    This module concerns a practical aspect of maritime law which was developed by the Admiralty Court of England and Wales and which has subsequently influenced many countries in the world. The aim of the module is to provide students with a practical and critical knowledge of those aspects of maritime law relating to the running of the ship. The module is in two parts. Part one deals with substantive areas of maritime law such as the law of collisions, harbour law, pilotage, salvage, general average, carriage of passengers and limitation of liability. Part two focuses on enforcement of maritime claims through the practice and procedure of the Admiralty Court, including arrest, jurisdiction and maritime liens. Also, contemporary public law issues that have a bearing on ship operations, such as ship registration and port state control, are also considered in this module.

  • LAMM19 Law and Practice relating to International Banking and Commercial Payments

    This module is about money in international commerce. More specifically it concerns the legal nature of payment and the duty to pay money, and the different mechanisms that may be adopted to structure and discharge payment obligations of international buyers of goods and services. We also look at personal and bank security. The payment mechanisms examined include cash and open account, bills of exchange, documentary bills, bank transfers and documentary credits. In addition we look at methods that may be adopted to guarantee or secure payment, including personal security, promissory notes, standby credits and performance bonds. The emphasis is on international payments and the forms used worldwide, such as the URC522, the UCP600 and the URDG. We concentrate on analysis and comparison; on the identification of fundamental characteristics; and above all on practical and commercial considerations.

  • LAMM20 Oil and Gas Law: Contracts and Liabilities

    The aim of this module is to provide an account of the contractual framework governing the production, sale and distribution of oil and gas. It deals with many of the unique commercial and financial arrangements engaged. The module also addresses liability matters which are commonly associated with daily operational hazards of the joint venture, including environmental damage and personal injury.


  • Documentation under the Rotterdam Rules with a Comparative Analysis of the Hague-Visby Rules and the Rotterdam Rules (current)

    Other supervisor: Prof Andrew Tettenborn
    Other supervisor: Prof Simon Baughen
  • Legal Aspects of Incorporation of Clause Paramount in Time Charters, Voyage Charters and Bills of Landing (current)

    Other supervisor: Prof Andrew Tettenborn
    Other supervisor: Prof Simon Baughen
  • 'Choice of Forum in International Aviation Litigation' (awarded 2019)
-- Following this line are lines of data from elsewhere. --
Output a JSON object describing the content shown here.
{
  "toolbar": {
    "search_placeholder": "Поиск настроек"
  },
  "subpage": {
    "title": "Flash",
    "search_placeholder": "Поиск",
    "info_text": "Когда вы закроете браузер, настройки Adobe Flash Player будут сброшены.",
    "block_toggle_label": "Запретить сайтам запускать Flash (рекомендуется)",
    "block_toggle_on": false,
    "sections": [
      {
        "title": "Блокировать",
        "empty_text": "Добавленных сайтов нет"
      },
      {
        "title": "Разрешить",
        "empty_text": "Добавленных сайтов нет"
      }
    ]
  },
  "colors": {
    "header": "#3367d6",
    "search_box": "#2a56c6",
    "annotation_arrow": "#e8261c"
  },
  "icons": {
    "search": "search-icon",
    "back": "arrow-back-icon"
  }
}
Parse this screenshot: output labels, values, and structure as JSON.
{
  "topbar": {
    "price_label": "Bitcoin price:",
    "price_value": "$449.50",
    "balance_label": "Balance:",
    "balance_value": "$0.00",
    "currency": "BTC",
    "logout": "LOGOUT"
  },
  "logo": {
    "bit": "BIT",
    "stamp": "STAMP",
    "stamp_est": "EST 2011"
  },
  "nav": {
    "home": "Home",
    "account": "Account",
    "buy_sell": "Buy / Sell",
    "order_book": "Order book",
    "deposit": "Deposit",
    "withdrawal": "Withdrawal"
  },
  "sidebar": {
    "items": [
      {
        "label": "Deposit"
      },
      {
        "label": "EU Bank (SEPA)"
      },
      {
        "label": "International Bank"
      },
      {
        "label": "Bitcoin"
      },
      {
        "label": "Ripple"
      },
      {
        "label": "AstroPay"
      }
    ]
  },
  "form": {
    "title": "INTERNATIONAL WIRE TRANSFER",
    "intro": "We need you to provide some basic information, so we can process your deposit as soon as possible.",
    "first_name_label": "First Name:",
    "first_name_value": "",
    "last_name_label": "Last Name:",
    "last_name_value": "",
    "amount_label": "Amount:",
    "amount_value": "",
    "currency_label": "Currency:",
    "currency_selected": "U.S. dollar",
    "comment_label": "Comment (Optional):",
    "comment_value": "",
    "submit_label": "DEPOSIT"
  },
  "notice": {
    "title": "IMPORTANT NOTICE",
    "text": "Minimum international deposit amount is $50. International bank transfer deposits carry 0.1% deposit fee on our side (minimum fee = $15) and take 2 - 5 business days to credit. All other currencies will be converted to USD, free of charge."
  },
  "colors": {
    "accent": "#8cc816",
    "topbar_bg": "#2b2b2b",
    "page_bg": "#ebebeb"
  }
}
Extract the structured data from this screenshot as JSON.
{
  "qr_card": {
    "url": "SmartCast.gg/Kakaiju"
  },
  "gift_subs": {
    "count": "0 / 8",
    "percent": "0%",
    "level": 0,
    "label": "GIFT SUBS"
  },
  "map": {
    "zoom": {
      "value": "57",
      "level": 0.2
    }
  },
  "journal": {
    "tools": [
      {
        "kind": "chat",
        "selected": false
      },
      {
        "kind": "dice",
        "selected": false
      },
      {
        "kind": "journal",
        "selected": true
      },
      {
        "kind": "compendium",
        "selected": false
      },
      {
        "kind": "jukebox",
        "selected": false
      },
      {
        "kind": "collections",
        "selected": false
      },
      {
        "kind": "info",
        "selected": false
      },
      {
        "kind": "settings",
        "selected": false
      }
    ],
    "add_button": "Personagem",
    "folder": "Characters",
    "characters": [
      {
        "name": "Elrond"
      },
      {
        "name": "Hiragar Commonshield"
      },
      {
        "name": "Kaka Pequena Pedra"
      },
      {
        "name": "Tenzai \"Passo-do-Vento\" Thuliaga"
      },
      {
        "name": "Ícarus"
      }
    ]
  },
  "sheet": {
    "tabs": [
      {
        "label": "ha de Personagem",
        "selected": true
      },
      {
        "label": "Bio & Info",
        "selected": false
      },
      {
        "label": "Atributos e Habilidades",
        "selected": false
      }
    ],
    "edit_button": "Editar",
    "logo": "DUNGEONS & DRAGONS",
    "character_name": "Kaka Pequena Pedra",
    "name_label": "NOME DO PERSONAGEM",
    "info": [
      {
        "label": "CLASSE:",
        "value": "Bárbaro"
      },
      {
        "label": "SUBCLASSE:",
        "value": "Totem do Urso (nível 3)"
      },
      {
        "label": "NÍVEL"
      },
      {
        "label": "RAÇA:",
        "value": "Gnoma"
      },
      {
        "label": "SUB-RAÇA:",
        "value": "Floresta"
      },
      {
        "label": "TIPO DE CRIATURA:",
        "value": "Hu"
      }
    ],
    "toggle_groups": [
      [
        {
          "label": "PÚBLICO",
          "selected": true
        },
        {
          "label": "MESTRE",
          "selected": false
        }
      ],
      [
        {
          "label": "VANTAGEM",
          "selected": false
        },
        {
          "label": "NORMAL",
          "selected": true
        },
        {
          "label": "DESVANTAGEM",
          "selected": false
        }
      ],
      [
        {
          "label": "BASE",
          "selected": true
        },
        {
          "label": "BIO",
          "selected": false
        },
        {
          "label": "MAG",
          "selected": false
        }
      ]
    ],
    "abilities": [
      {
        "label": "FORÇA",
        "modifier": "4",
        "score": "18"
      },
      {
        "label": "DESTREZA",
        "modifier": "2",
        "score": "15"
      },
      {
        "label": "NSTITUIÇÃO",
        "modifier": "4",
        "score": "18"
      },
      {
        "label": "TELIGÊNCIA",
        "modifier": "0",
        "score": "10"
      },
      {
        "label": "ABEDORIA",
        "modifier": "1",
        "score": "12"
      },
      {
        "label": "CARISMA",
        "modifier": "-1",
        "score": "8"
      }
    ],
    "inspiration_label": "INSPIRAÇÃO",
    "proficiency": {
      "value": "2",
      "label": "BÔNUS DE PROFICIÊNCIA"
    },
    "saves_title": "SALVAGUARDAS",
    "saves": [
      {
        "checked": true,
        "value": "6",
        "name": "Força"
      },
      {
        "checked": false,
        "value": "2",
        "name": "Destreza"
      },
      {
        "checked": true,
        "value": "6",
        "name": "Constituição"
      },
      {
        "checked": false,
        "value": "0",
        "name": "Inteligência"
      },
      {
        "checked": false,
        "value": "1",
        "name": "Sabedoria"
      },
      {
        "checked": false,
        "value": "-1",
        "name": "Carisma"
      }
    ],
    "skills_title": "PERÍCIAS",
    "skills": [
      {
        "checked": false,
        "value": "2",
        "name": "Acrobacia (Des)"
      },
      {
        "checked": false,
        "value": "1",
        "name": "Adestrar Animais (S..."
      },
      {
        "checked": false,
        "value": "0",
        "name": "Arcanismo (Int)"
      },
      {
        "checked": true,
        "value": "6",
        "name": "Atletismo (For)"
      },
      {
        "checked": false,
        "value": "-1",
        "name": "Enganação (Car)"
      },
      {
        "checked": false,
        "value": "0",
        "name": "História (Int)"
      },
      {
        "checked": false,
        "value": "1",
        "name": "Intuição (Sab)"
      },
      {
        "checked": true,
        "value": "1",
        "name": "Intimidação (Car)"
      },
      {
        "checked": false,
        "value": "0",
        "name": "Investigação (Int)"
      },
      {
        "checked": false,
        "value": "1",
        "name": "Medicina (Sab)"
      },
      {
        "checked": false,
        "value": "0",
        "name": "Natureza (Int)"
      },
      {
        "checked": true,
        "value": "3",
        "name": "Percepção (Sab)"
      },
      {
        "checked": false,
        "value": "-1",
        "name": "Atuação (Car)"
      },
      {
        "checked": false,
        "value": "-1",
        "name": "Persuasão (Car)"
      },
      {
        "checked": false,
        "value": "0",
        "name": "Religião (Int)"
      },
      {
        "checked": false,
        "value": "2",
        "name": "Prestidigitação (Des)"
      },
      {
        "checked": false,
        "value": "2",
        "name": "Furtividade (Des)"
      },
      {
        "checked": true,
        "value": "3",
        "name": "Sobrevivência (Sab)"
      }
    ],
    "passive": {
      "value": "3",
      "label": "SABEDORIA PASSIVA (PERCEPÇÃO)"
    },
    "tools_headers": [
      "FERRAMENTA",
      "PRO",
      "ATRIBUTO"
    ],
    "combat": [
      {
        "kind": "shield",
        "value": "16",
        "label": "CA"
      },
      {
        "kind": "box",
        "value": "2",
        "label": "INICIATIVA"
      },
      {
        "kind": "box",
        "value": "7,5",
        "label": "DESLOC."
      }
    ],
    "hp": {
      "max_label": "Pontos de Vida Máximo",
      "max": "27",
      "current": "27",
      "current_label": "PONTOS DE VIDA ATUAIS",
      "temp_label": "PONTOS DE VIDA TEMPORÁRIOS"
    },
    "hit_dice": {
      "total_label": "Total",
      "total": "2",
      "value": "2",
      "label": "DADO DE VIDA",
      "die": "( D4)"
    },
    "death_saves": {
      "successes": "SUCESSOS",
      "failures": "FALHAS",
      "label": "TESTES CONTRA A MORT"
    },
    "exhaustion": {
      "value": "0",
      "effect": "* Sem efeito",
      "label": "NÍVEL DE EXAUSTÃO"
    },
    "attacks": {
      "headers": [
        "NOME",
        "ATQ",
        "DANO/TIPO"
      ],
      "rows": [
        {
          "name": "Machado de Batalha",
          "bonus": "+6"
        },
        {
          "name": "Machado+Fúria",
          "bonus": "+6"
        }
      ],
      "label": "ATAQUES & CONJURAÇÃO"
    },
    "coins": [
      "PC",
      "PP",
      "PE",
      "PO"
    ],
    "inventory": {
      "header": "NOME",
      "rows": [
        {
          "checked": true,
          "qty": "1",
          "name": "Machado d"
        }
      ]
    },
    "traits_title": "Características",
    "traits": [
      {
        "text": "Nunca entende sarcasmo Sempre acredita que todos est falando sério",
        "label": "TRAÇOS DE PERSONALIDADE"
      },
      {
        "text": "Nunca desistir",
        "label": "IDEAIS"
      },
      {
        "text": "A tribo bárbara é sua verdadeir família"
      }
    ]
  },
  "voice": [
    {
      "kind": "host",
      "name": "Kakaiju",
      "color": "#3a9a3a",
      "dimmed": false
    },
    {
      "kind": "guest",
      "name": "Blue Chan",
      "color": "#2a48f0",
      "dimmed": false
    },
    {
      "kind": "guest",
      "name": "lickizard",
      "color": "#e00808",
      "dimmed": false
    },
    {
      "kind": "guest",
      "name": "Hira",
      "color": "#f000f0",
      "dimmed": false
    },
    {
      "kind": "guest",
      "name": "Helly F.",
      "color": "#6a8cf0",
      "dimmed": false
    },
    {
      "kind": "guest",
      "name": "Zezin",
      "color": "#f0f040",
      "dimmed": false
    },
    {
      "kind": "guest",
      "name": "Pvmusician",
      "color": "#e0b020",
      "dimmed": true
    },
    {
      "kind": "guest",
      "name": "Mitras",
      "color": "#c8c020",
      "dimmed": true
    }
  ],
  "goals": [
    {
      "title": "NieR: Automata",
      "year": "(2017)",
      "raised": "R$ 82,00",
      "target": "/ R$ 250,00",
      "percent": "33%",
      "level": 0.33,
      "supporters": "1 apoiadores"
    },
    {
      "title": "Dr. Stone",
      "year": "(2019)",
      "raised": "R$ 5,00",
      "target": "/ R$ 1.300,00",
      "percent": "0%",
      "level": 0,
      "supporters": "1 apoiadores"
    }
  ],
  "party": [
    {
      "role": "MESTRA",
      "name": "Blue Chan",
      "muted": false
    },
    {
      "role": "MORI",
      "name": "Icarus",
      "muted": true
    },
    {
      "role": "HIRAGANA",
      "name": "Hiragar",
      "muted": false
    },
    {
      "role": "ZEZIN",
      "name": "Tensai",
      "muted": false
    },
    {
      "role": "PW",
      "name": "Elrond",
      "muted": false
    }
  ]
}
    Other supervisor: Prof Andrew Tettenborn
    Other supervisor: Dr Georgios Leloudas
  • 'Online Contracting and the Supply of Digital Content to Consumers' (awarded 2018)

    Other supervisor: Dr Patrick Bishop
    Other supervisor: Prof Andrew Tettenborn
    Other supervisor: Prof Elizabeth Macdonald

Research Groups

  • Member

    Institute of International Shipping and Trade Law